No.1 retailer GPA SA, Brazil’s biggest private-sector employer, eliminated about 3,000 jobs from April to June, its biggest quarterly cut in over 15 years, according to a Reuters analysis of earnings reports.
GPA ended 24-hour service at its supermarkets in April and has been closing home appliance stores following a merger that created its Via Varejo SA division.
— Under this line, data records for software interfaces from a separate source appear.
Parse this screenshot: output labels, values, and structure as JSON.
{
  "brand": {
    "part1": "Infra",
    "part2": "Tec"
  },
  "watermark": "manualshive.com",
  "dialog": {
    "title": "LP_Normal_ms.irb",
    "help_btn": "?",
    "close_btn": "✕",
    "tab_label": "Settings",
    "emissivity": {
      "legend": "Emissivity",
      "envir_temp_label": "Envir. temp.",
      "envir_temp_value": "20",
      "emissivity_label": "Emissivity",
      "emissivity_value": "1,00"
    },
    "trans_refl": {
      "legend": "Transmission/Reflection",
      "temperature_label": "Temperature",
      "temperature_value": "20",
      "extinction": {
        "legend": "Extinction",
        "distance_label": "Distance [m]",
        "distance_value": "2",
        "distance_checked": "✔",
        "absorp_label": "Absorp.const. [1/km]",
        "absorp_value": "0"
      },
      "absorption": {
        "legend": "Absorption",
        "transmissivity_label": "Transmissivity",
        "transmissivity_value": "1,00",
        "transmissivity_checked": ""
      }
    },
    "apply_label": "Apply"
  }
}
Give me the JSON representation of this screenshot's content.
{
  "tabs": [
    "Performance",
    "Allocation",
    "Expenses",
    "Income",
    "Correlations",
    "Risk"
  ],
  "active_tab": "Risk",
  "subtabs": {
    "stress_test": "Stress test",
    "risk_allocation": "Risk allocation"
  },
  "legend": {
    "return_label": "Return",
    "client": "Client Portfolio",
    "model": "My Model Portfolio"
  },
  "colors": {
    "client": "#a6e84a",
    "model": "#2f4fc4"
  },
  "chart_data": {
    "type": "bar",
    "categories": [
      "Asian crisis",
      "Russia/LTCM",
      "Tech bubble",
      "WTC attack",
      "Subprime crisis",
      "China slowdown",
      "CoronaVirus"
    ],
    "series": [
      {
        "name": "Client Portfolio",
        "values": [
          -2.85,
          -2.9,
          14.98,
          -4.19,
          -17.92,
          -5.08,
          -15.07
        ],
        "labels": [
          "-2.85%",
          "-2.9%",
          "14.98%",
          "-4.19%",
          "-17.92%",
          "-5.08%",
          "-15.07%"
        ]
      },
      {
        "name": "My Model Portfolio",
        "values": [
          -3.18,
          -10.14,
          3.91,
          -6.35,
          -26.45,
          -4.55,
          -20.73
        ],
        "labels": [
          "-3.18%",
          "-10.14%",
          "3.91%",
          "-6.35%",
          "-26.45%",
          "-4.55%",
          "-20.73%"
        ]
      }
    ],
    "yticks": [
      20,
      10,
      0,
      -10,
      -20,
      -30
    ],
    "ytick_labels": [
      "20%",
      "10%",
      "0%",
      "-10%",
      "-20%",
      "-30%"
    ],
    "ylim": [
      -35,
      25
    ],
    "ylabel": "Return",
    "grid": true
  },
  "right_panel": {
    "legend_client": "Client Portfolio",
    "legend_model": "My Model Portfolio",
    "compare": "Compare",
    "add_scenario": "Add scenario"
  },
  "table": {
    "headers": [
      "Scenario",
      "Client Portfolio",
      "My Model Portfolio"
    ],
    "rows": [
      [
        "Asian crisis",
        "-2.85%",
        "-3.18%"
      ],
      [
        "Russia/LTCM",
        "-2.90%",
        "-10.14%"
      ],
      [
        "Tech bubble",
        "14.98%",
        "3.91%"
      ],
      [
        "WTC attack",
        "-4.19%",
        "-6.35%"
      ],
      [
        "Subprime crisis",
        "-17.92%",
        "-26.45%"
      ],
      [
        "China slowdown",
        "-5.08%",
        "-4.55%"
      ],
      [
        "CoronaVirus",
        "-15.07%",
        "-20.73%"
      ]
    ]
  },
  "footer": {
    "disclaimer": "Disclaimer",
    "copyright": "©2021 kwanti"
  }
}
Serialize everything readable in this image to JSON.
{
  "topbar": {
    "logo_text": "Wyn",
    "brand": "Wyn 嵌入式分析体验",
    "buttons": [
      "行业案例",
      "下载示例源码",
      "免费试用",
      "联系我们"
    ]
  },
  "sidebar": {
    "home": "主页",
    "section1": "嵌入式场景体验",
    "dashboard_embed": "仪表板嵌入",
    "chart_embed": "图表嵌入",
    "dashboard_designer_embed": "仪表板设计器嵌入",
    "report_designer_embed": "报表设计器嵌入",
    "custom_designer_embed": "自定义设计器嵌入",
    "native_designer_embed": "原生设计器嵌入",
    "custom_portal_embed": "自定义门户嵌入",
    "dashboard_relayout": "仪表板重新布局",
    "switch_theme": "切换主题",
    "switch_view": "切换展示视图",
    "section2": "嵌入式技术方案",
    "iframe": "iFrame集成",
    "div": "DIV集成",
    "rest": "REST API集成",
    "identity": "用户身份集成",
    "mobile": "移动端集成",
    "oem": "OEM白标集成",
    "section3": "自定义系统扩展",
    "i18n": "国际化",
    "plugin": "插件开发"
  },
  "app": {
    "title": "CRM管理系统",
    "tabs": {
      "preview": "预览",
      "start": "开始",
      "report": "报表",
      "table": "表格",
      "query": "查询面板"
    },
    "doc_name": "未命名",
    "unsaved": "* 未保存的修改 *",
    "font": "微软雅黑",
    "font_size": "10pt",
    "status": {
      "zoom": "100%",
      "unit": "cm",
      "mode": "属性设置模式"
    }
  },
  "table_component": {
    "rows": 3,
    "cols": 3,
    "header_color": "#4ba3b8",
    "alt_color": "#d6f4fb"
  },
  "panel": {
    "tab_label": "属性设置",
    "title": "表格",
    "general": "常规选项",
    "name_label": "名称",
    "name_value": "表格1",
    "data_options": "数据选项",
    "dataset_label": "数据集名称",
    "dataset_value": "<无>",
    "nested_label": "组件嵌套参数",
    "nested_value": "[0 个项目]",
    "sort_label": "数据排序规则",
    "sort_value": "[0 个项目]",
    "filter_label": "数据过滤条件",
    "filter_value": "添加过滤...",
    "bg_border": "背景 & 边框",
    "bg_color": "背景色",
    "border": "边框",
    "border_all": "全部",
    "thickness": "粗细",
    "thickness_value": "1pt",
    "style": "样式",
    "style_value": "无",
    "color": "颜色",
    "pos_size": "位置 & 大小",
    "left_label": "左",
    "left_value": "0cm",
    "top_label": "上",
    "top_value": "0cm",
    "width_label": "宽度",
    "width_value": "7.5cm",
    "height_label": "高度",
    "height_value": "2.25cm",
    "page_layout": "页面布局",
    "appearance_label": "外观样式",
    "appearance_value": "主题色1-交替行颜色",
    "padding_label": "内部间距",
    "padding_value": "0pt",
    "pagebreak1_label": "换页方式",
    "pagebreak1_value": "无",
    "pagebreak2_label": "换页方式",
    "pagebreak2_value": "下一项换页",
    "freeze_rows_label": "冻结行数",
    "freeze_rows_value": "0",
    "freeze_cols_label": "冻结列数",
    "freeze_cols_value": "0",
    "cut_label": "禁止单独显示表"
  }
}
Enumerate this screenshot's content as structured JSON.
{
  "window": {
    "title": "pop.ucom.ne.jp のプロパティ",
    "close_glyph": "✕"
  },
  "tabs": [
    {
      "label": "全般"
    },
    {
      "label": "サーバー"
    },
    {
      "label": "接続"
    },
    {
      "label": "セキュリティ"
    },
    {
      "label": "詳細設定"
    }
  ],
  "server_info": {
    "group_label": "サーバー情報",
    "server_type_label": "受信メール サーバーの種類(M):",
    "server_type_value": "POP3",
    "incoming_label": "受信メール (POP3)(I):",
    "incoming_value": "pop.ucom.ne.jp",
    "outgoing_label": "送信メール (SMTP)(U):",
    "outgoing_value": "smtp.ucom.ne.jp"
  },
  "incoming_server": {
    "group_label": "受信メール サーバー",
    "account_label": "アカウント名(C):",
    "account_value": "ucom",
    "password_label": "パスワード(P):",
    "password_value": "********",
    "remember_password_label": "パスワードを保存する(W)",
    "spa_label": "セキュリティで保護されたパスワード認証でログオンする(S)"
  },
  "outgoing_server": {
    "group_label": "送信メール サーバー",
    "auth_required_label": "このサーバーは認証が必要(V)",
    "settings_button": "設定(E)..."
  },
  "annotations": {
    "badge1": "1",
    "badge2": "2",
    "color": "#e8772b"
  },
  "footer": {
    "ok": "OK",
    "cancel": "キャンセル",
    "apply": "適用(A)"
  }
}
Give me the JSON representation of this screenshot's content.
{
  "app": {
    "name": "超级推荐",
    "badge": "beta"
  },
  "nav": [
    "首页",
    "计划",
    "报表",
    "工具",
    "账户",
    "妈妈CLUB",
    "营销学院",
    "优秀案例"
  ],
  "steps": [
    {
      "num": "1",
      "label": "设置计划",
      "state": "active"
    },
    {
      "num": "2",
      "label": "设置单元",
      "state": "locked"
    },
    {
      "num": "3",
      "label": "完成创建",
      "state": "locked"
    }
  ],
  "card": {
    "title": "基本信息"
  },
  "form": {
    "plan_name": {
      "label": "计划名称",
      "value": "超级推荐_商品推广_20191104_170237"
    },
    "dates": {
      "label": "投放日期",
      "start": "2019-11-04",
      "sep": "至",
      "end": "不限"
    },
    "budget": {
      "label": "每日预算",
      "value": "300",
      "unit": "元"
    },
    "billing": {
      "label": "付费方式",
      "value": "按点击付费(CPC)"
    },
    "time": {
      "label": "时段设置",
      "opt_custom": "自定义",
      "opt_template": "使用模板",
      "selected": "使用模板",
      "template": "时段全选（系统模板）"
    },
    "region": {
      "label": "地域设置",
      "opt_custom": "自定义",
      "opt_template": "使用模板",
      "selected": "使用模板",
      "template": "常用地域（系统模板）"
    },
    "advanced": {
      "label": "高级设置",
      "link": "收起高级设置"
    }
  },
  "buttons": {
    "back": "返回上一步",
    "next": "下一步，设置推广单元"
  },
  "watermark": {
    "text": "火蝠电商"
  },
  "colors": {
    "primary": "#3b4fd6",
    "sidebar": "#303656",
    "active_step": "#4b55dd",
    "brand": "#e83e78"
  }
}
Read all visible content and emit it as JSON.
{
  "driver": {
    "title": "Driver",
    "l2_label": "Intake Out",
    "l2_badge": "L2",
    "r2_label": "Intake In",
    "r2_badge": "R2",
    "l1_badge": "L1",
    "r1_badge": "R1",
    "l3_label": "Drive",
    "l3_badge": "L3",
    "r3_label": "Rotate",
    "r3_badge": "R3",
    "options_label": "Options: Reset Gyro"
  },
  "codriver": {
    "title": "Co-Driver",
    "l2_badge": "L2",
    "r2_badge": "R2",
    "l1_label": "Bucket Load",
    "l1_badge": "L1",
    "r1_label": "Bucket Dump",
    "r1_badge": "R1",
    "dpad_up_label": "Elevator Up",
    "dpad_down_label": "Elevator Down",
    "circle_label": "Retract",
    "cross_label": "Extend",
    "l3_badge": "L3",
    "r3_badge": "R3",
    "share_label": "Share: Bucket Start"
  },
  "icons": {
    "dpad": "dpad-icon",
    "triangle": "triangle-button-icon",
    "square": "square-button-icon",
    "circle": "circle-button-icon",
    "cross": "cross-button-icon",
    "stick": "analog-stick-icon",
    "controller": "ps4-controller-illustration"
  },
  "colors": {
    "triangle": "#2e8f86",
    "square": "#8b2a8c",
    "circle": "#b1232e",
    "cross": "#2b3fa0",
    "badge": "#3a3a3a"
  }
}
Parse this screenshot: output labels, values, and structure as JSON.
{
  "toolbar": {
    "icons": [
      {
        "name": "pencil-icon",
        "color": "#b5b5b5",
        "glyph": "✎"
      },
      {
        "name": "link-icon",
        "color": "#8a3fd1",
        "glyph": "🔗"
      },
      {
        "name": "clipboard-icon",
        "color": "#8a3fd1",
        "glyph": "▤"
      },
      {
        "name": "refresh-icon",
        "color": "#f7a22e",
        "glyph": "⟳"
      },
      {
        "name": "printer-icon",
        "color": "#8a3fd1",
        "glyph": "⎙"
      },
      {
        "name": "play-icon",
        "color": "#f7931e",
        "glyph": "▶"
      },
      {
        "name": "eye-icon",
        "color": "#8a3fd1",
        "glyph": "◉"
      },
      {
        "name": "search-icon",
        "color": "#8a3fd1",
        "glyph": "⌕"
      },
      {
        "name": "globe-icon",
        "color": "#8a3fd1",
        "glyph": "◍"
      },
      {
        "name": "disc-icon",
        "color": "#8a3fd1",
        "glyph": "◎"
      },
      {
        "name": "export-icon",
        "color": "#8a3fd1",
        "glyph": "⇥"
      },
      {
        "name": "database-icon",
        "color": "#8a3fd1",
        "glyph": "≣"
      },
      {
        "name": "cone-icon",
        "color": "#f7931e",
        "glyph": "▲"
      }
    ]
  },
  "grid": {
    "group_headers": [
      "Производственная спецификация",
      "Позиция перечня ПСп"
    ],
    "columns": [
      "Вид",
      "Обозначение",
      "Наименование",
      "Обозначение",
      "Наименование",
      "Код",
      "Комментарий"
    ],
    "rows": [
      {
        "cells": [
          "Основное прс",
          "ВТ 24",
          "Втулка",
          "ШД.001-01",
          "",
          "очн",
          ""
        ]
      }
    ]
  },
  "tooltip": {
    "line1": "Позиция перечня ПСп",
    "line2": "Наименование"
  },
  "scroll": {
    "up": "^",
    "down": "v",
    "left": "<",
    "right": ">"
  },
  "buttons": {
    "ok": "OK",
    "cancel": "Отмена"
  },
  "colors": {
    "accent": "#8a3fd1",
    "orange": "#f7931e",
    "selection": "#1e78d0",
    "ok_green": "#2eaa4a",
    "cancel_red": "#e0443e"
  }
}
Executives say workers at stores with cutbacks were offered opportunities elsewhere.
Ricardo Patah, the head of Sao Paulo’s retail workers union, said the only reason things are not worse is that shop owners are wary of firing now and then having to rehire for the year-end holiday season.
“If this were the beginning of the year, you can be sure the knives would be out, slashing even more jobs,” Patah said. “Next January could be the worst ever for retail layoffs if this crisis extends through the rest of the year.”
In the first real test of post-World Cup demand, sales ahead of Father’s Day, which falls in August in Brazil, dropped for the first time in five years.
Former GPA chairman Abilio Diniz has also brought a cost-cutting campaign to his new boardroom at BRF SA, the world’s biggest poultry exporter.
As chairman at BRF, Diniz tapped chief executive Claudio Galeazzi, known as “Scissor Hands” for running layoffs at companies from retailer Lojas Americanas SA to ceramics maker Cecrisa.
As part of a plan to streamline operations and increase production overseas, BRF reported 73 million reais ($32 million) in second-quarter rescission costs for “staff adjustments.”
BRF declined to elaborate on the layoffs. Galeazzi said this month he plans to step down at the end of the year.
Civil construction, which created an average 200,000 jobs per year from 2010 to 2013, has added just 18,000 net jobs over the past 12 months, as the country’s biggest developers scale back new projects due to weak demand.
In Bahia and Pernambuco, the biggest states in the northeastern stronghold of the Workers’ Party, construction companies have cut over 14,000 jobs this year.
New project launches by homebuilders in the second quarter, a leading indicator for construction jobs, fell 25 percent from a year earlier, according to JPMorgan Securities analysts.
“There is no outlook for improved hiring among builders by the end of the year,” said economist Danilo Garcia of national industry group CNI, which runs a monthly construction survey.
Public concessions of ports, roads and railways, Rousseff’s big bet for an economic rebound this year, have failed to pick up the slack from a weaker housing market, Garcia noted.
In Rio de Janeiro, the site of public works projects ahead of the 2016 Olympic Games, builders cut loose 2,500 workers in July.
Even in industries where Rousseff has been pouring on fiscal stimulus for years, the tide is turning at the worst moment for her politically.
The auto industry, which contributes a fifth of Brazil’s industrial output, has enjoyed tax breaks and cheap credit under Rousseff but cut its workforce by nearly 5 percent from January to July as domestic demand dried up and exports tumbled.
Carmakers from Volkswagen AG to PSA Peugeot Citroen have trimmed payrolls with paid leave and employee buyouts as they idle assembly lines.
Some workers are putting up a fight.
A metalworkers union has challenged General Motors Co over what they call a plan to furlough as many as 1,000 jobs at a plant 60 miles (100 km) outside of Sao Paulo. GM has promised not to permanently cut those workers for 10 months, but union leaders warn it is a plan to eliminate jobs.
GM said the measure is aimed at adjusting production levels to weaker demand from Brazilian consumers.
Government officials who extended tax breaks for automakers in June said the companies had agreed to avoid mass layoffs, but Antonio Ferreira de Barros, the head of the union in Sao Jose dos Campos, said verbal agreements had not prevented job cuts.
“Even with all these incentives, President Dilma didn’t have the courage to protect our jobs,” said Barros. “If the company doesn’t back down, we’re planning marches, strikes, protests in Brasilia. We’ll follow her campaign all over the country until we get her attention.”
$1 = 2.28 Brazilian reais Editing by Todd Benson and Kieran Murray